## What to do
No record may be omitted; give all of them again exactly.

## Records drawn from a dataset
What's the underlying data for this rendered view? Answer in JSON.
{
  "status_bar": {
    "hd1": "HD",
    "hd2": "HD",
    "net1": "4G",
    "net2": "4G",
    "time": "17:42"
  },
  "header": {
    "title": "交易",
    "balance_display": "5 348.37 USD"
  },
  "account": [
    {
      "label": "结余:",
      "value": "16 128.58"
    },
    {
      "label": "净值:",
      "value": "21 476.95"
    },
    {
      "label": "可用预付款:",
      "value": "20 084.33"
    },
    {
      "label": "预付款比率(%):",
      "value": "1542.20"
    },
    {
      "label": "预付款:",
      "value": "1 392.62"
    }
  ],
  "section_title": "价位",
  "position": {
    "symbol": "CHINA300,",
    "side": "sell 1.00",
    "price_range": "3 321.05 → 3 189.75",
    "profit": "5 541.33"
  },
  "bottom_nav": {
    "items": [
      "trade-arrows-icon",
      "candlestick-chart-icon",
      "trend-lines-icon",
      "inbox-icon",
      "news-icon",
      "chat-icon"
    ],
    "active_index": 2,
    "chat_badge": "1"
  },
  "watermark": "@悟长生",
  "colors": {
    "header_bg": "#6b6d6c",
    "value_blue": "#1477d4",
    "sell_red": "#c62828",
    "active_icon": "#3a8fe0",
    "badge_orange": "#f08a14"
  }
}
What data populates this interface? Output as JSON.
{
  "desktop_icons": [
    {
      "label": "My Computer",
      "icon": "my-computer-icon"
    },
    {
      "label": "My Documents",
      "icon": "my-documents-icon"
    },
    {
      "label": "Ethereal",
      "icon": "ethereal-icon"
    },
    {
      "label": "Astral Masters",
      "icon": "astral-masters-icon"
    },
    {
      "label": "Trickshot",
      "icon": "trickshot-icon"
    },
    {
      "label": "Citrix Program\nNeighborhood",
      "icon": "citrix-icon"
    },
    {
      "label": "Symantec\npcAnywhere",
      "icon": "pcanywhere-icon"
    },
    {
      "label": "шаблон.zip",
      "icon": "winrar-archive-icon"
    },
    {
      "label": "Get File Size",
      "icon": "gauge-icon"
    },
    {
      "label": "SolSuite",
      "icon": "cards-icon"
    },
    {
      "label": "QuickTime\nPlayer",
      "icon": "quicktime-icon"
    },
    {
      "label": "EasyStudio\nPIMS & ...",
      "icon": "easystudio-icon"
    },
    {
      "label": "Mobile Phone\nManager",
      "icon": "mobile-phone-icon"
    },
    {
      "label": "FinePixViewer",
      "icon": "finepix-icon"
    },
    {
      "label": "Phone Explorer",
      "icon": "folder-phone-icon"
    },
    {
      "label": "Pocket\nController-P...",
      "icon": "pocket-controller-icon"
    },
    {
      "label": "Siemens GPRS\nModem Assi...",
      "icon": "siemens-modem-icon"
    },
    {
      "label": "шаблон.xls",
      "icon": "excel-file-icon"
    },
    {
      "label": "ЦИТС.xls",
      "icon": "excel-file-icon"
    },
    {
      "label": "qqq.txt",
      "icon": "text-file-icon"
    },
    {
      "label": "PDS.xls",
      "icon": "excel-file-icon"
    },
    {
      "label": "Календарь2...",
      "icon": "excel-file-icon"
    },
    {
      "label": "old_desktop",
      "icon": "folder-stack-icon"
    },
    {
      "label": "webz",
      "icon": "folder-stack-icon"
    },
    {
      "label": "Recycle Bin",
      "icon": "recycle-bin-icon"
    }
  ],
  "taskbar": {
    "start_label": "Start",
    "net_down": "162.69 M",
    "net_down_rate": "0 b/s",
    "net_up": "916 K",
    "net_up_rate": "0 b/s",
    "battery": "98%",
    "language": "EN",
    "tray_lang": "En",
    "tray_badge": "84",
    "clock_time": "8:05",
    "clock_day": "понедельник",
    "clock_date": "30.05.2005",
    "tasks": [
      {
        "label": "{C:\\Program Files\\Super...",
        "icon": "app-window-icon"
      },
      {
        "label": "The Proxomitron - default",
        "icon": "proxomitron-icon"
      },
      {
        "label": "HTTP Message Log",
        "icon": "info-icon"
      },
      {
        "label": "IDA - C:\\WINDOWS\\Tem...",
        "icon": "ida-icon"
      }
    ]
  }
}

## Answer to this task
What's the underlying data for this rendered view? Answer in JSON.
{
  "status_bar": {
    "hd1": "HD",
    "hd2": "HD",
    "net1": "4G",
    "net2": "4G",
    "time": "17:42"
  },
  "header": {
    "title": "交易",
    "balance_display": "5 348.37 USD"
  },
  "account": [
    {
      "label": "结余:",
      "value": "16 128.58"
    },
    {
      "label": "净值:",
      "value": "21 476.95"
    },
    {
      "label": "可用预付款:",
      "value": "20 084.33"
    },
    {
      "label": "预付款比率(%):",
      "value": "1542.20"
    },
    {
      "label": "预付款:",
      "value": "1 392.62"
    }
  ],
  "section_title": "价位",
  "position": {
    "symbol": "CHINA300,",
    "side": "sell 1.00",
    "price_range": "3 321.05 → 3 189.75",
    "profit": "5 541.33"
  },
  "bottom_nav": {
    "items": [
      "trade-arrows-icon",
      "candlestick-chart-icon",
      "trend-lines-icon",
      "inbox-icon",
      "news-icon",
      "chat-icon"
    ],
    "active_index": 2,
    "chat_badge": "1"
  },
  "watermark": "@悟长生",
  "colors": {
    "header_bg": "#6b6d6c",
    "value_blue": "#1477d4",
    "sell_red": "#c62828",
    "active_icon": "#3a8fe0",
    "badge_orange": "#f08a14"
  }
}
What data populates this interface? Output as JSON.
{
  "desktop_icons": [
    {
      "label": "My Computer",
      "icon": "my-computer-icon"
    },
    {
      "label": "My Documents",
      "icon": "my-documents-icon"
    },
    {
      "label": "Ethereal",
      "icon": "ethereal-icon"
    },
    {
      "label": "Astral Masters",
      "icon": "astral-masters-icon"
    },
    {
      "label": "Trickshot",
      "icon": "trickshot-icon"
    },
    {
      "label": "Citrix Program\nNeighborhood",
      "icon": "citrix-icon"
    },
    {
      "label": "Symantec\npcAnywhere",
      "icon": "pcanywhere-icon"
    },
    {
      "label": "шаблон.zip",
      "icon": "winrar-archive-icon"
    },
    {
      "label": "Get File Size",
      "icon": "gauge-icon"
    },
    {
      "label": "SolSuite",
      "icon": "cards-icon"
    },
    {
      "label": "QuickTime\nPlayer",
      "icon": "quicktime-icon"
    },
    {
      "label": "EasyStudio\nPIMS & ...",
      "icon": "easystudio-icon"
    },
    {
      "label": "Mobile Phone\nManager",
      "icon": "mobile-phone-icon"
    },
    {
      "label": "FinePixViewer",
      "icon": "finepix-icon"
    },
    {
      "label": "Phone Explorer",
      "icon": "folder-phone-icon"
    },
    {
      "label": "Pocket\nController-P...",
      "icon": "pocket-controller-icon"
    },
    {
      "label": "Siemens GPRS\nModem Assi...",
      "icon": "siemens-modem-icon"
    },
    {
      "label": "шаблон.xls",
      "icon": "excel-file-icon"
    },
    {
      "label": "ЦИТС.xls",
      "icon": "excel-file-icon"
    },
    {
      "label": "qqq.txt",
      "icon": "text-file-icon"
    },
    {
      "label": "PDS.xls",
      "icon": "excel-file-icon"
    },
    {
      "label": "Календарь2...",
      "icon": "excel-file-icon"
    },
    {
      "label": "old_desktop",
      "icon": "folder-stack-icon"
    },
    {
      "label": "webz",
      "icon": "folder-stack-icon"
    },
    {
      "label": "Recycle Bin",
      "icon": "recycle-bin-icon"
    }
  ],
  "taskbar": {
    "start_label": "Start",
    "net_down": "162.69 M",
    "net_down_rate": "0 b/s",
    "net_up": "916 K",
    "net_up_rate": "0 b/s",
    "battery": "98%",
    "language": "EN",
    "tray_lang": "En",
    "tray_badge": "84",
    "clock_time": "8:05",
    "clock_day": "понедельник",
    "clock_date": "30.05.2005",
    "tasks": [
      {
        "label": "{C:\\Program Files\\Super...",
        "icon": "app-window-icon"
      },
      {
        "label": "The Proxomitron - default",
        "icon": "proxomitron-icon"
      },
      {
        "label": "HTTP Message Log",
        "icon": "info-icon"
      },
      {
        "label": "IDA - C:\\WINDOWS\\Tem...",
        "icon": "ida-icon"
      }
    ]
  }
}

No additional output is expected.